Objective: To evaluate the effects of rituximab (anti-CD20 monoclonal antibody) on the disease course in pediatric patients with multisystem autoimmune diseases. Methods: Four patients with multisystem autoimmune diseases refractory to conventional immunosuppressive medications, each with central nervous system (CNS) involvement, were treated with four weekly infusions of rituximab. Their clinical and laboratory responses were evaluated. Results: Each of the patients had improvement in clinical symptoms and laboratory parameters. One patient with autoimmune cytopenias and autoimmune CNS and peripheral nervous system disease had resolution of the cytopenias and marked improvement in neurologic symptoms; he currently receives no immunosuppressive medications. Two half-siblings with lymphoplasmacytic colitis, pulmonary nodules, and CNS disease had improvement of their symptoms. A fourth patient with chorea and seizures secondary to primary antiphospholipid antibody syndrome had improvement in fine and gross motor function and reduced seizure frequency. There were no serious adverse events. Conclusions: The biologic response modifier rituximab, designed to eliminate B lymphocytes, was safe and effective in four pediatric patients with multisystem autoimmune disorders. It appears to be beneficial in autoimmune conditions presumably mediated by a variety of B-cell-related mechanisms, and may decrease or eliminate the need for other immunosuppressive medications.

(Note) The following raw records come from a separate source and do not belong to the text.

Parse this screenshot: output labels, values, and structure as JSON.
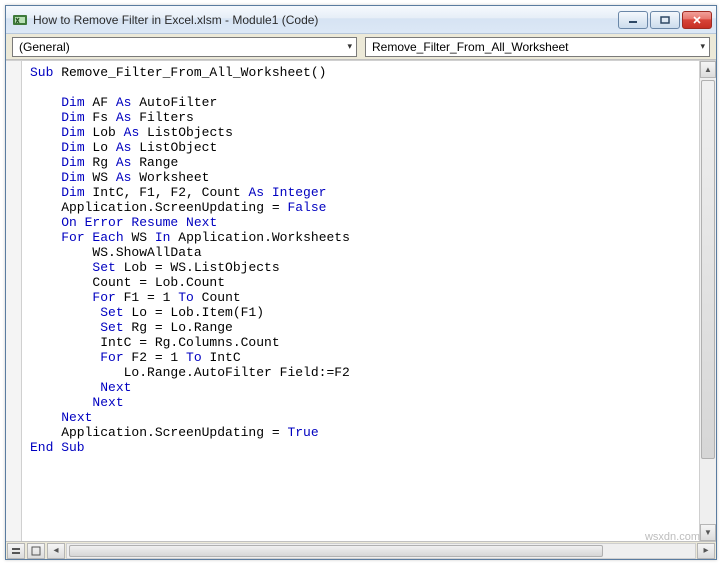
{
  "window": {
    "title": "How to Remove Filter in Excel.xlsm - Module1 (Code)"
  },
  "dropdowns": {
    "left": "(General)",
    "right": "Remove_Filter_From_All_Worksheet"
  },
  "code": {
    "lines": [
      [
        [
          "kw",
          "Sub"
        ],
        [
          "",
          " Remove_Filter_From_All_Worksheet()"
        ]
      ],
      [
        [
          "",
          ""
        ]
      ],
      [
        [
          "",
          "    "
        ],
        [
          "kw",
          "Dim"
        ],
        [
          "",
          " AF "
        ],
        [
          "kw",
          "As"
        ],
        [
          "",
          " AutoFilter"
        ]
      ],
      [
        [
          "",
          "    "
        ],
        [
          "kw",
          "Dim"
        ],
        [
          "",
          " Fs "
        ],
        [
          "kw",
          "As"
        ],
        [
          "",
          " Filters"
        ]
      ],
      [
        [
          "",
          "    "
        ],
        [
          "kw",
          "Dim"
        ],
        [
          "",
          " Lob "
        ],
        [
          "kw",
          "As"
        ],
        [
          "",
          " ListObjects"
        ]
      ],
      [
        [
          "",
          "    "
        ],
        [
          "kw",
          "Dim"
        ],
        [
          "",
          " Lo "
        ],
        [
          "kw",
          "As"
        ],
        [
          "",
          " ListObject"
        ]
      ],
      [
        [
          "",
          "    "
        ],
        [
          "kw",
          "Dim"
        ],
        [
          "",
          " Rg "
        ],
        [
          "kw",
          "As"
        ],
        [
          "",
          " Range"
        ]
      ],
      [
        [
          "",
          "    "
        ],
        [
          "kw",
          "Dim"
        ],
        [
          "",
          " WS "
        ],
        [
          "kw",
          "As"
        ],
        [
          "",
          " Worksheet"
        ]
      ],
      [
        [
          "",
          "    "
        ],
        [
          "kw",
          "Dim"
        ],
        [
          "",
          " IntC, F1, F2, Count "
        ],
        [
          "kw",
          "As Integer"
        ]
      ],
      [
        [
          "",
          "    Application.ScreenUpdating = "
        ],
        [
          "kw",
          "False"
        ]
      ],
      [
        [
          "",
          "    "
        ],
        [
          "kw",
          "On Error Resume Next"
        ]
      ],
      [
        [
          "",
          "    "
        ],
        [
          "kw",
          "For Each"
        ],
        [
          "",
          " WS "
        ],
        [
          "kw",
          "In"
        ],
        [
          "",
          " Application.Worksheets"
        ]
      ],
      [
        [
          "",
          "        WS.ShowAllData"
        ]
      ],
      [
        [
          "",
          "        "
        ],
        [
          "kw",
          "Set"
        ],
        [
          "",
          " Lob = WS.ListObjects"
        ]
      ],
      [
        [
          "",
          "        Count = Lob.Count"
        ]
      ],
      [
        [
          "",
          "        "
        ],
        [
          "kw",
          "For"
        ],
        [
          "",
          " F1 = 1 "
        ],
        [
          "kw",
          "To"
        ],
        [
          "",
          " Count"
        ]
      ],
      [
        [
          "",
          "         "
        ],
        [
          "kw",
          "Set"
        ],
        [
          "",
          " Lo = Lob.Item(F1)"
        ]
      ],
      [
        [
          "",
          "         "
        ],
        [
          "kw",
          "Set"
        ],
        [
          "",
          " Rg = Lo.Range"
        ]
      ],
      [
        [
          "",
          "         IntC = Rg.Columns.Count"
        ]
      ],
      [
        [
          "",
          "         "
        ],
        [
          "kw",
          "For"
        ],
        [
          "",
          " F2 = 1 "
        ],
        [
          "kw",
          "To"
        ],
        [
          "",
          " IntC"
        ]
      ],
      [
        [
          "",
          "            Lo.Range.AutoFilter Field:=F2"
        ]
      ],
      [
        [
          "",
          "         "
        ],
        [
          "kw",
          "Next"
        ]
      ],
      [
        [
          "",
          "        "
        ],
        [
          "kw",
          "Next"
        ]
      ],
      [
        [
          "",
          "    "
        ],
        [
          "kw",
          "Next"
        ]
      ],
      [
        [
          "",
          "    Application.ScreenUpdating = "
        ],
        [
          "kw",
          "True"
        ]
      ],
      [
        [
          "kw",
          "End Sub"
        ]
      ]
    ]
  },
  "watermark": "wsxdn.com"
}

Bibliographical noteFunding Information:
Supported in part by the Samara Jan Turkel Center for Pediatric Autoimmune Disease.